These are just some of the questions we need to be asking ourselves so that we can help create communities where sexual or physical assault, no matter who is doing it, is deemed unacceptable. These are the kinds of questions we as gay men need to be asking ourselves so that we can continue (or for some begin) the work of addressing gender/sex inequity in our own communities, as well as in our own hearts and minds. This is a part of our healing work. This is a part of our transformation. This is a part of our accountability.

Whoa

(via libertytochoose)

— 3 days ago with 10302 notes
"Our bodies could be skin on skin and I’d still pull you closer."
you intoxicate me (via n4ughty-y)

(via oh-itskassy)

— 3 days ago with 190532 notes
"

My response to the “I am not a feminist” internet phenomenon….

First of all, it’s clear you don’t know what feminism is. But I’m not going to explain it to you.
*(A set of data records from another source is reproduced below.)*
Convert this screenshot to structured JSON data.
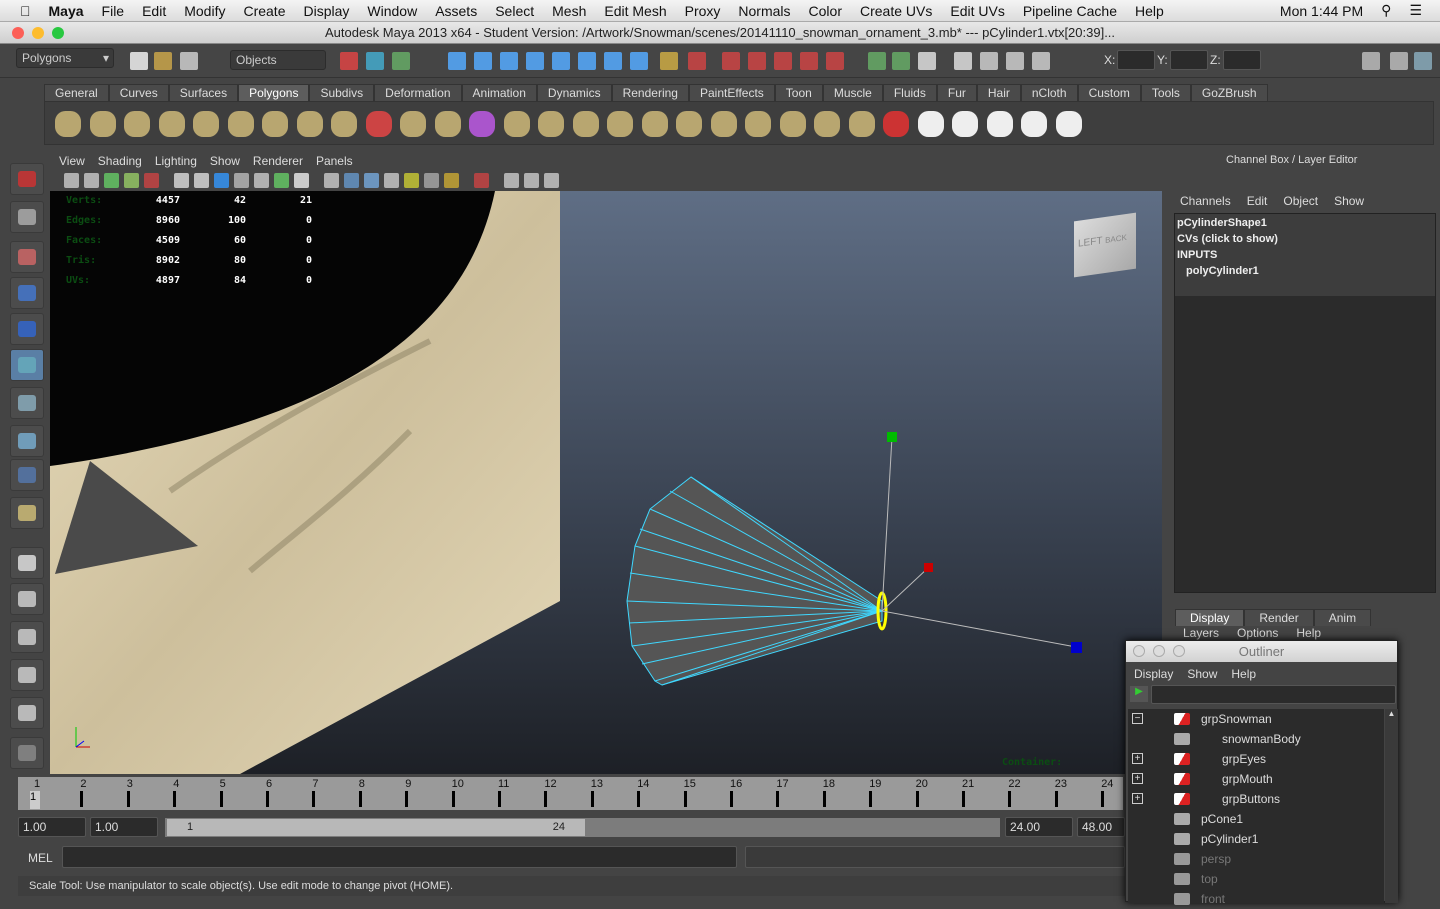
{
  "menubar": {
    "apple": "",
    "items": [
      "Maya",
      "File",
      "Edit",
      "Modify",
      "Create",
      "Display",
      "Window",
      "Assets",
      "Select",
      "Mesh",
      "Edit Mesh",
      "Proxy",
      "Normals",
      "Color",
      "Create UVs",
      "Edit UVs",
      "Pipeline Cache",
      "Help"
    ],
    "clock": "Mon 1:44 PM"
  },
  "window_title": "Autodesk Maya 2013 x64 - Student Version: /Artwork/Snowman/scenes/20141110_snowman_ornament_3.mb*  ---  pCylinder1.vtx[20:39]...",
  "status_line": {
    "menu_set": "Polygons",
    "selection_mode": "Objects",
    "x_label": "X:",
    "y_label": "Y:",
    "z_label": "Z:",
    "x": "",
    "y": "",
    "z": ""
  },
  "shelf": {
    "tabs": [
      "General",
      "Curves",
      "Surfaces",
      "Polygons",
      "Subdivs",
      "Deformation",
      "Animation",
      "Dynamics",
      "Rendering",
      "PaintEffects",
      "Toon",
      "Muscle",
      "Fluids",
      "Fur",
      "Hair",
      "nCloth",
      "Custom",
      "Tools",
      "GoZBrush"
    ],
    "active": "Polygons"
  },
  "viewport": {
    "menu": [
      "View",
      "Shading",
      "Lighting",
      "Show",
      "Renderer",
      "Panels"
    ],
    "hud": {
      "labels": [
        "Verts:",
        "Edges:",
        "Faces:",
        "Tris:",
        "UVs:"
      ],
      "rows": [
        [
          "4457",
          "42",
          "21"
        ],
        [
          "8960",
          "100",
          "0"
        ],
        [
          "4509",
          "60",
          "0"
        ],
        [
          "8902",
          "80",
          "0"
        ],
        [
          "4897",
          "84",
          "0"
        ]
      ]
    },
    "viewcube": {
      "left": "LEFT",
      "back": "BACK"
    },
    "container_label": "Container:"
  },
  "channel_box": {
    "title": "Channel Box / Layer Editor",
    "menu": [
      "Channels",
      "Edit",
      "Object",
      "Show"
    ],
    "lines": [
      "pCylinderShape1",
      "CVs (click to show)",
      "INPUTS",
      "polyCylinder1"
    ]
  },
  "layer_editor": {
    "tabs": [
      "Display",
      "Render",
      "Anim"
    ],
    "active": "Display",
    "menu": [
      "Layers",
      "Options",
      "Help"
    ]
  },
  "time_slider": {
    "frames": [
      "1",
      "2",
      "3",
      "4",
      "5",
      "6",
      "7",
      "8",
      "9",
      "10",
      "11",
      "12",
      "13",
      "14",
      "15",
      "16",
      "17",
      "18",
      "19",
      "20",
      "21",
      "22",
      "23",
      "24"
    ],
    "current": "1"
  },
  "range_slider": {
    "start": "1.00",
    "inner_start": "1.00",
    "range_start": "1",
    "range_end": "24",
    "inner_end": "24.00",
    "end": "48.00"
  },
  "command_line": {
    "label": "MEL",
    "value": ""
  },
  "help_line": "Scale Tool: Use manipulator to scale object(s). Use edit mode to change pivot (HOME).",
  "outliner": {
    "title": "Outliner",
    "menu": [
      "Display",
      "Show",
      "Help"
    ],
    "filter": "",
    "items": [
      {
        "name": "grpSnowman",
        "type": "group",
        "expand": "−",
        "depth": 0
      },
      {
        "name": "snowmanBody",
        "type": "mesh",
        "expand": "",
        "depth": 1
      },
      {
        "name": "grpEyes",
        "type": "group",
        "expand": "+",
        "depth": 1
      },
      {
        "name": "grpMouth",
        "type": "group",
        "expand": "+",
        "depth": 1
      },
      {
        "name": "grpButtons",
        "type": "group",
        "expand": "+",
        "depth": 1
      },
      {
        "name": "pCone1",
        "type": "mesh",
        "expand": "",
        "depth": 0
      },
      {
        "name": "pCylinder1",
        "type": "mesh",
        "expand": "",
        "depth": 0
      },
      {
        "name": "persp",
        "type": "camera",
        "expand": "",
        "depth": 0
      },
      {
        "name": "top",
        "type": "camera",
        "expand": "",
        "depth": 0
      },
      {
        "name": "front",
        "type": "camera",
        "expand": "",
        "depth": 0
      }
    ]
  },
  "colors": {
    "hud_label": "#0b4d12",
    "wire": "#3fd8ff",
    "selection": "#ffff00",
    "manip_x": "#cc0000",
    "manip_y": "#00bb00",
    "manip_z": "#0000cc"
  }
}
You can google it. To quote an old friend, “I’m not the feminist babysitter.”

But here is what I think you should know.

You’re insulting every woman who was forcibly restrained in a jail cell with a feeding tube down her throat for your right to vote, less than 100 years ago.

You’re degrading every woman who has accessed a rape crisis center, which wouldn’t exist without the feminist movement.

You’re undermining every woman who fought to make marital rape a crime (it was legal until 1993).

You’re spitting on the legacy of every woman who fought for women to be allowed to own property (1848). For the abolition of slavery and the rise of the labor union. For the right to divorce. For women to be allowed to have access to birth control (Comstock laws). For middle and upper class women to be allowed to work outside the home (poor women have always worked outside the home). To make domestic violence a crime in the US (It is very much legal in many parts of the world). To make workplace sexual harassment a crime.

In short, you know not what you speak of. You reap the rewards of these women’s sacrifices every day of your life. When you grin with your cutsey sign about how you’re not a feminist, you ignorantly spit on the sacred struggle of the past 200 years. You bite the hand that has fed you freedom, safety, and a voice.

In short, kiss my ass, you ignorant little jerks.

"
— 3 days ago with 67511 notes
spanish and italian:So THESE words are feminine and THESE words are masculine, and you ALWAYS put an adjective AFTER the noun.
french:haha i dont fuckin know man just do whatever
german:LET'S ADD A NEUTRAL NOUN HAHA
english:James, while John had had "had", had had "had had"; "had had" had had a better effect on the teacher.
gaelic:the pronounciation changes depending on the gender and what letter the word starts and ends with and hahah i dont even know good fucking luck
polish:here have all of these consonants have fun
japanese:subject article noun article verb. too bad there's three fucking alphabets lmao hope your first language isn't western
welsh:sneeze, and chances are you've got it right. idfk
chinese:here's a picture. draw it. it means something. it can be pronounced four different ways. these twenty other pictures are pronounced the same but have very different meanings. godspeed.
arabic:so here's this one word. it actually translates to three words. also pronouns don't really exist. the gender is all in the verb. have fun!
latin:here memorize 500 charts and then you still dont know what the fuck is happening
sign language:If you move this sign by a tenth of an inch, you'll be signing "penis"
russian:idk man its pronounced like its spelt but good fucking luck spelling it
Greek:so basically we're going to add 15 syllables to every word you know and assign it one of 3 genders at random. Also good luck figuring out where to put the accents you piece of shit
— 3 days ago with 450279 notes
"Most of the pain you’re dealing with are really just thoughts… ever think of that?"
— 3 days ago with 271109 notes
"…And please remember that you were beautiful before he told you that you were."
(via mermaidsongs)

(Source: c-oquetry, via distraction)

— 4 days ago with 447133 notes

crisping:

There’s something good coming to you, I promise. If not today, then some time later. Just you wait precious, it get’s better

(via distraction)

— 4 days ago with 3963 notes